“Having friends around keeps me balanced. Haven’t you guys found that as you’ve traveled together?”
“Yeah, for sure.”
“Traveling alone makes you lose yourself. It’s easy to forget your identity in unfamiliar places. You two have brought me that sense of home. Sharing these crazy sights around the Baltic Sea and the adventures of partying with all these Scandinavians gives me that tangible sense that reminds me how amazing and different this is from my everyday life back in the U.S. I’m glad I met you both.”
“Shit, I’d still be on that boat without you. Damn glad to have ya around, Ump.”
“Glad to be here.”
“So where to after Finland?”
“Estonia it is then.”
We sat there at the port awaiting our train to downtown Helsinki, appreciating that not every day in life offers such ease, such relaxation, such comfort in the wake of such chaos.
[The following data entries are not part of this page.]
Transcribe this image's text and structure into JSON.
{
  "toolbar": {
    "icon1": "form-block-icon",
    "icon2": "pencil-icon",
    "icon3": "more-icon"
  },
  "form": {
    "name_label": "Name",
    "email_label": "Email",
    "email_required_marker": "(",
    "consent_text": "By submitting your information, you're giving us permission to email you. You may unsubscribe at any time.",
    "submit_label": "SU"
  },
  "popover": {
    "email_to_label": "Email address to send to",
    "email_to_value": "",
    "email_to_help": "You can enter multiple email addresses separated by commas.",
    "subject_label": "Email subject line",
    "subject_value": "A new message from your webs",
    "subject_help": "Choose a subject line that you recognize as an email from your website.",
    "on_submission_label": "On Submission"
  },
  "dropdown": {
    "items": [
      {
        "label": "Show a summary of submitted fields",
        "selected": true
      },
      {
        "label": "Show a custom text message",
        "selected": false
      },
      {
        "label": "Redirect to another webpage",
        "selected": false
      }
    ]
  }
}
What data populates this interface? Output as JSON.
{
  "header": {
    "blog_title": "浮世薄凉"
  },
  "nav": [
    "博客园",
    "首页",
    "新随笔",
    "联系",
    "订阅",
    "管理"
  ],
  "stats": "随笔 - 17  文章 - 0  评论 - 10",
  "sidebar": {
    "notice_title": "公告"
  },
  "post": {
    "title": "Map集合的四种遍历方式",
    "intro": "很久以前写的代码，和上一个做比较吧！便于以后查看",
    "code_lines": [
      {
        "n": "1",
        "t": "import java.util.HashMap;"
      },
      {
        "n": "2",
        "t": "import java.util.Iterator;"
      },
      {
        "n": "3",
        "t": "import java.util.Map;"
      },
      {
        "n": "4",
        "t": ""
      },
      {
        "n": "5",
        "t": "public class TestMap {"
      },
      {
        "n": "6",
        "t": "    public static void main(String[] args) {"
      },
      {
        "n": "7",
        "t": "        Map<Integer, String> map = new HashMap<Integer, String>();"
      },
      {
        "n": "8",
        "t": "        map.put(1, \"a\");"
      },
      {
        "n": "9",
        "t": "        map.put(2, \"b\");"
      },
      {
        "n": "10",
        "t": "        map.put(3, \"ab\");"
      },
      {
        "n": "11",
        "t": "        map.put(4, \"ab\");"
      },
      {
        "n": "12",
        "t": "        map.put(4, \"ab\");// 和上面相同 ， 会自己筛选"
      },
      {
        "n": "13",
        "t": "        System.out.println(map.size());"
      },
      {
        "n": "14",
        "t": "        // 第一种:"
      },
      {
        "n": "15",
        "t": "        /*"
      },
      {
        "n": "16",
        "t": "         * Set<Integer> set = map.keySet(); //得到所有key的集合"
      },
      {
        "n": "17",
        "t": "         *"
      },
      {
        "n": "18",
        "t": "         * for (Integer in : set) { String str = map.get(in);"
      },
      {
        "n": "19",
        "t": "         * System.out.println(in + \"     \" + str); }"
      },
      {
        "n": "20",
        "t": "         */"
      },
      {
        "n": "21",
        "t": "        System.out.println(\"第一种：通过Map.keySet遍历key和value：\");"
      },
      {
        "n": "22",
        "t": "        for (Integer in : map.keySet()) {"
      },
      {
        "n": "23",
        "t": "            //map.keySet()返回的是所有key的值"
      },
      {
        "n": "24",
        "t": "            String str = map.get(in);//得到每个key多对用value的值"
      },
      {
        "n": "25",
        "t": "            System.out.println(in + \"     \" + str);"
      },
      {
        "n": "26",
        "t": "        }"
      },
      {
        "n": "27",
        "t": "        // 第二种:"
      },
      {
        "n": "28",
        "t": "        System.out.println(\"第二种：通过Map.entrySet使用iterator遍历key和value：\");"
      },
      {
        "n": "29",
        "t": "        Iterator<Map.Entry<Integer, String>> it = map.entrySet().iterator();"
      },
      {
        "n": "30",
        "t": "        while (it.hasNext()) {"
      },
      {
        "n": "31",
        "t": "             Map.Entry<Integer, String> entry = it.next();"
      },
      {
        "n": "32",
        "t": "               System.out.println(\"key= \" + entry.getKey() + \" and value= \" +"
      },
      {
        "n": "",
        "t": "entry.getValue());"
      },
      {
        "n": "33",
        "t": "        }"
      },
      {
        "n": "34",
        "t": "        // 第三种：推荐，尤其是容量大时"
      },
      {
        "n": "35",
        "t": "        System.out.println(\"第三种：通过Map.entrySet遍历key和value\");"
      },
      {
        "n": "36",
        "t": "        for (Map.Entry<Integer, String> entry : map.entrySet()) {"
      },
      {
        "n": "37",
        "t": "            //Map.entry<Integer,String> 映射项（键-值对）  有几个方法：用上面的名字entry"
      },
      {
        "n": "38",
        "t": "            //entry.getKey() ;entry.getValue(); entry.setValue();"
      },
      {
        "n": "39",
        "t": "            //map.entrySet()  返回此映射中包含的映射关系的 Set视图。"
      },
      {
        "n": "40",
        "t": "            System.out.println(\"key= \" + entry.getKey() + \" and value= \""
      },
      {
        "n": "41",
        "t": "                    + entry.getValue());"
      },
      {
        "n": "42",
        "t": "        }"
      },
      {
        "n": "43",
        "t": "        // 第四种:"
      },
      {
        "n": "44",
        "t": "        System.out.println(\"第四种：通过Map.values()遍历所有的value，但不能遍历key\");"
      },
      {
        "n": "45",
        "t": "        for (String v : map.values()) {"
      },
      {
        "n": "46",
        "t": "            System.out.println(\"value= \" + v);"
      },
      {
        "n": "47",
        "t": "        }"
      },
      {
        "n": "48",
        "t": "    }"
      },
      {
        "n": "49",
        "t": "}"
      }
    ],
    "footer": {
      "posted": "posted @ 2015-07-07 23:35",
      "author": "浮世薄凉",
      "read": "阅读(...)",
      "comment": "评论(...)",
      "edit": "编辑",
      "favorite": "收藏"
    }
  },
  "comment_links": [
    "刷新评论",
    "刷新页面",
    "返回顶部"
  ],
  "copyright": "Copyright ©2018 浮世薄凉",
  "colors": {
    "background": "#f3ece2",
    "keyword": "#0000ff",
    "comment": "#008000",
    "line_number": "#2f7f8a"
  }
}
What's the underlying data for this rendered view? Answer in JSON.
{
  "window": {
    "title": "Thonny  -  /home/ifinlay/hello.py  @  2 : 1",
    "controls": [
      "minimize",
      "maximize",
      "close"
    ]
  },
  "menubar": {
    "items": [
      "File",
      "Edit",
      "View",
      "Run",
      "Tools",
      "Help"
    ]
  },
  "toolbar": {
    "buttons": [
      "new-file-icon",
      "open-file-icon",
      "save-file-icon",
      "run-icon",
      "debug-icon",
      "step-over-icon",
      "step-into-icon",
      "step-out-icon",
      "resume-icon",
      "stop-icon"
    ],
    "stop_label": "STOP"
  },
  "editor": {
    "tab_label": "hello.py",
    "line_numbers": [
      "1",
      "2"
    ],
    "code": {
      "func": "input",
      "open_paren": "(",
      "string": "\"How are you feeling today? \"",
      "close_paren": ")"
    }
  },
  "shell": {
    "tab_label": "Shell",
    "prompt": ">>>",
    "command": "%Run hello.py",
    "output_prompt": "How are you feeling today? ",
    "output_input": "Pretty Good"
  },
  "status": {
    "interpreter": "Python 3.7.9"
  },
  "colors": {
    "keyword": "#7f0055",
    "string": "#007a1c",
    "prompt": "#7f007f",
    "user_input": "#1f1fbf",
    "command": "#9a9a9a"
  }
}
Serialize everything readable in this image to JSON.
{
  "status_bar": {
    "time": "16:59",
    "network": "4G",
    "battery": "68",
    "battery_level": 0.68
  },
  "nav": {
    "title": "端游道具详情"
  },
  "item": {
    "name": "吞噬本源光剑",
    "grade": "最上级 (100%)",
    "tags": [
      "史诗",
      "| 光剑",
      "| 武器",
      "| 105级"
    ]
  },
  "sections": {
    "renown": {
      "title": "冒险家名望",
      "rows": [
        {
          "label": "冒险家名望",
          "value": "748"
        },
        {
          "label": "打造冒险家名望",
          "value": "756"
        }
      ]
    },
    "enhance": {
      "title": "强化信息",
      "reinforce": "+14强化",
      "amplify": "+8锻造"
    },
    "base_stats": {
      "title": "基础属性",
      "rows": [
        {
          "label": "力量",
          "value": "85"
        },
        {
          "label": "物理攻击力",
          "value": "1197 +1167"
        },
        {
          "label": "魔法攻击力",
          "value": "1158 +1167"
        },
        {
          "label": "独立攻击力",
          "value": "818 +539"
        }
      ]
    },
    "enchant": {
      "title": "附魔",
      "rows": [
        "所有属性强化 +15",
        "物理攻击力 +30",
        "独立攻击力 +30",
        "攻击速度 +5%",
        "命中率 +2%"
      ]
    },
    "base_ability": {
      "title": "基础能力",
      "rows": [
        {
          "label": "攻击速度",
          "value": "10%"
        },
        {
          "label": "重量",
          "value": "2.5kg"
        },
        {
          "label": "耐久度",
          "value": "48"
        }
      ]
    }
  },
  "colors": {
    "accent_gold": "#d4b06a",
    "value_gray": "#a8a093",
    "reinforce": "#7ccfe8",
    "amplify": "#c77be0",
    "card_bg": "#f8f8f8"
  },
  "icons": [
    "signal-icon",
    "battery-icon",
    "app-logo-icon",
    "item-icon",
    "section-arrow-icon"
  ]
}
From Finland to Estonia to Latvia and beyond, we checked into many hostels, never really slept in any of them, and found every good time available that we could. Anything and everything was possible as we traveled together – pushing and competing to find more fun and more adventure to enliven our days and nights.
Go to Germany next? I’ll find the schedule. Go to a Stones concert tomorrow? I’ll get the tickets. Rent a car and drive a hundred miles to an underground rave in the countryside of the Czech Republic? Why not? Bungee jump off a 170-foot bridge? No fucking way. But I’ll drive and take the pictures.
Thinking back on those European adventures after that first night meeting Doba, I saw some of the similarities between those first encounters with Rodney and with Ump, and my first interactions with Doba. I hoped the end result of friendship would be similar, but it was hard to tell. I was in such a foreign place and so far away from everything I knew that it was difficult to see reality for what it was, myself for who I was, and others for what they would mean to me in this new life I was forging across the world.
My travels to that point had scattered my brain and left me falling into reflections of the past that had helped me forge my way forward into the existence I was leading.